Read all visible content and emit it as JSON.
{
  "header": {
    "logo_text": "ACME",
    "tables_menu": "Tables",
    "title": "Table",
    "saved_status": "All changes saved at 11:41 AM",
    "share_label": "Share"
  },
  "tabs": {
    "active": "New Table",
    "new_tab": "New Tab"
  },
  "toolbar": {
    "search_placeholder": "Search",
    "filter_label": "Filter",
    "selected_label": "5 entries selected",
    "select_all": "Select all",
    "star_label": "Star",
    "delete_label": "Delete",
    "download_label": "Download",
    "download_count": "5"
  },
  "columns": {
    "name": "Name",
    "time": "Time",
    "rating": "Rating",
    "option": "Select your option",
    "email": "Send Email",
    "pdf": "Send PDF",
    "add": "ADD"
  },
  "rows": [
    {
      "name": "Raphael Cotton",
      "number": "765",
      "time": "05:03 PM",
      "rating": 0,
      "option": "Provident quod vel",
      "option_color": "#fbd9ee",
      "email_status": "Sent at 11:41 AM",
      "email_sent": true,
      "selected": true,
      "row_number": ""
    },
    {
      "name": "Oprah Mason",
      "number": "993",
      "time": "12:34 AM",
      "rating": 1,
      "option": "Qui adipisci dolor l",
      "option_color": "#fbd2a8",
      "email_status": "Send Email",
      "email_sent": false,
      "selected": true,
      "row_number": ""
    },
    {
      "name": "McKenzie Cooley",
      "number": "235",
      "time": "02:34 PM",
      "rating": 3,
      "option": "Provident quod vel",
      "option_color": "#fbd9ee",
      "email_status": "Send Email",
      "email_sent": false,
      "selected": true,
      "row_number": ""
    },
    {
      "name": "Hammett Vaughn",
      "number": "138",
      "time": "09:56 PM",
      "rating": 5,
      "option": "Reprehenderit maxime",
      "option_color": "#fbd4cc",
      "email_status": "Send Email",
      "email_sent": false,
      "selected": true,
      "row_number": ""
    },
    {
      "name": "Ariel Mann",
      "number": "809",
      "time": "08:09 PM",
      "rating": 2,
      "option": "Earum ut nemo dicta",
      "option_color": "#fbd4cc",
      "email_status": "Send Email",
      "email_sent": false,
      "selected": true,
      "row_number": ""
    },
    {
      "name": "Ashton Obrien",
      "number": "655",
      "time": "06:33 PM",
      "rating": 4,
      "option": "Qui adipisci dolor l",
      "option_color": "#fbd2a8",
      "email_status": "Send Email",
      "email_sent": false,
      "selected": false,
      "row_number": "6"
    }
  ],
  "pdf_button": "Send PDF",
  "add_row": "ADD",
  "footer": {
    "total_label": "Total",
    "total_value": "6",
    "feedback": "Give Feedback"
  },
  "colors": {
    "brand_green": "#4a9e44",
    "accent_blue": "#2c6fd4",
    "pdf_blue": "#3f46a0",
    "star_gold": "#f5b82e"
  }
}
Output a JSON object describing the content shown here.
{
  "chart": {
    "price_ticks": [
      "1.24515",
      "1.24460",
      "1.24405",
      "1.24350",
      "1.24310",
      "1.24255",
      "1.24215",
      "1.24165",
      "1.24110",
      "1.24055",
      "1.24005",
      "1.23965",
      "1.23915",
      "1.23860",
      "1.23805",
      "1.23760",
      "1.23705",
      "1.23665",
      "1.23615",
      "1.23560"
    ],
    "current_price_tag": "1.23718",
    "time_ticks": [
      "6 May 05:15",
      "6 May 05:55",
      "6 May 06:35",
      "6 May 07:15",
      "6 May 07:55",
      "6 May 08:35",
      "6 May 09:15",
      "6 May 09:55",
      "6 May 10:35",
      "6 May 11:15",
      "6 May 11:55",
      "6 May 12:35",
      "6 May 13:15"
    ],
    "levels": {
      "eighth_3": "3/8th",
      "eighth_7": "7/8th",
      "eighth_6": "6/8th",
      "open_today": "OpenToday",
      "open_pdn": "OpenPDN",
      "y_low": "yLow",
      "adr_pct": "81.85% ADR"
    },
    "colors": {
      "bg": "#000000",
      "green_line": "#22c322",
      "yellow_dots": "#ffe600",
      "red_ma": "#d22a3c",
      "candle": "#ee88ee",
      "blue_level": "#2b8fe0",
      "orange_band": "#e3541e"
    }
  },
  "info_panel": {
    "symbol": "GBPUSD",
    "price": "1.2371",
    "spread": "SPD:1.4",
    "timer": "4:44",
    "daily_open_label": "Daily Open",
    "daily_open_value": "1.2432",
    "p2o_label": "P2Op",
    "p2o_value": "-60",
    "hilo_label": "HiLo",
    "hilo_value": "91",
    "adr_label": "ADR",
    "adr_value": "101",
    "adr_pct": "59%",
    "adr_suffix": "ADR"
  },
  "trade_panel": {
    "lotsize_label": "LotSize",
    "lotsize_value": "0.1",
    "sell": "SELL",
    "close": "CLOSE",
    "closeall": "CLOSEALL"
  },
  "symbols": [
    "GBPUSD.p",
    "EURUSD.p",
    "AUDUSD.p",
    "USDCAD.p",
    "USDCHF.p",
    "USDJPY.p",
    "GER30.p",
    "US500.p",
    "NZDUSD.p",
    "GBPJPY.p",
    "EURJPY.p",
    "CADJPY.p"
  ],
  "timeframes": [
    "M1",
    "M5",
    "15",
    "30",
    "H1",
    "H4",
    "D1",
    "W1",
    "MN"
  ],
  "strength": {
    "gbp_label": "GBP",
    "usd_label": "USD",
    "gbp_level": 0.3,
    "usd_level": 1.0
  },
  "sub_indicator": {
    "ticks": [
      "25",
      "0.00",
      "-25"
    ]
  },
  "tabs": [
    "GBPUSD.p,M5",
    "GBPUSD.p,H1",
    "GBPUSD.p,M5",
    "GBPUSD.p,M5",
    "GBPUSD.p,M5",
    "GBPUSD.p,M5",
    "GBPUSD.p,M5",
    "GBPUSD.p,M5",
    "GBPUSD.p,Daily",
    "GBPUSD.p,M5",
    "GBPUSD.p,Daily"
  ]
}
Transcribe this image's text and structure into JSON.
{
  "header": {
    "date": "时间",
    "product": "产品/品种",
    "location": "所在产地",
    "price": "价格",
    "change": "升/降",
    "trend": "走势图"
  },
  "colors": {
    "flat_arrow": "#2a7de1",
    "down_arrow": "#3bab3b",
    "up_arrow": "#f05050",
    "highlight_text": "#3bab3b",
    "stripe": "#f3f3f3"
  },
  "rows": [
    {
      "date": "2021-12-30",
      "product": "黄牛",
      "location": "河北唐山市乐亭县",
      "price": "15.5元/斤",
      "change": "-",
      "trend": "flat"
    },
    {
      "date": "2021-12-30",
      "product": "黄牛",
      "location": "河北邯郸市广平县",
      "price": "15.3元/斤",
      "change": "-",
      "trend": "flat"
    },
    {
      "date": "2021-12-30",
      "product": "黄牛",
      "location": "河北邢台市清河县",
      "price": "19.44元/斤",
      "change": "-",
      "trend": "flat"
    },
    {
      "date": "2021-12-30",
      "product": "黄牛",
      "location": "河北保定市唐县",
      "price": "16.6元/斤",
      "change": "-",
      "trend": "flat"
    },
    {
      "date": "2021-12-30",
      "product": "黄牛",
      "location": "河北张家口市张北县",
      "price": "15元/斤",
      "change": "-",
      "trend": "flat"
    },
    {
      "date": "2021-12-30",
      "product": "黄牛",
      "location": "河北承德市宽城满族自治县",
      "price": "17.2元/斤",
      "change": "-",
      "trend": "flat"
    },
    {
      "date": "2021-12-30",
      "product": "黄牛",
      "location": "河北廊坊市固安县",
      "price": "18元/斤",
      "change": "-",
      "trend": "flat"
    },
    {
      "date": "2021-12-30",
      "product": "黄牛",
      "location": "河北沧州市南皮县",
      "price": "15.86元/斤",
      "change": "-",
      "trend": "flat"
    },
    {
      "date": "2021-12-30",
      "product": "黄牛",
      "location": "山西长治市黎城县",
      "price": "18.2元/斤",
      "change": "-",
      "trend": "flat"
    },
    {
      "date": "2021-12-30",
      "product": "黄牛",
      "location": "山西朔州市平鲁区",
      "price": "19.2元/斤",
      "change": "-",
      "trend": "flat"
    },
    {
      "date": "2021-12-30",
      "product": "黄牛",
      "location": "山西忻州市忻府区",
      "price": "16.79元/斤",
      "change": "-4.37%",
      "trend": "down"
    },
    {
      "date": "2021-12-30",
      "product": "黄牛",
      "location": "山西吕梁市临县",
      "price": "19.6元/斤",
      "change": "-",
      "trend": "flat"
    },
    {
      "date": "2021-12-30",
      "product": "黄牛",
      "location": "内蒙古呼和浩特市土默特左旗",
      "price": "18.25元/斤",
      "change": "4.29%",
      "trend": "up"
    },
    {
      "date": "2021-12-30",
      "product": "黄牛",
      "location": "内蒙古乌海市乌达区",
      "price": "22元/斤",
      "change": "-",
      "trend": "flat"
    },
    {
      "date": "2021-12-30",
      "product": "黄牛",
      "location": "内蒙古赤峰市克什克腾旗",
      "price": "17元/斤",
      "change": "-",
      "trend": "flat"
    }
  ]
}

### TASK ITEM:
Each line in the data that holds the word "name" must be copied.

### EXERCISE ANSWER:
    "name": "Name",
      "name": "Raphael Cotton",
      "name": "Oprah Mason",
      "name": "McKenzie Cooley",
      "name": "Hammett Vaughn",
      "name": "Ariel Mann",
      "name": "Ashton Obrien",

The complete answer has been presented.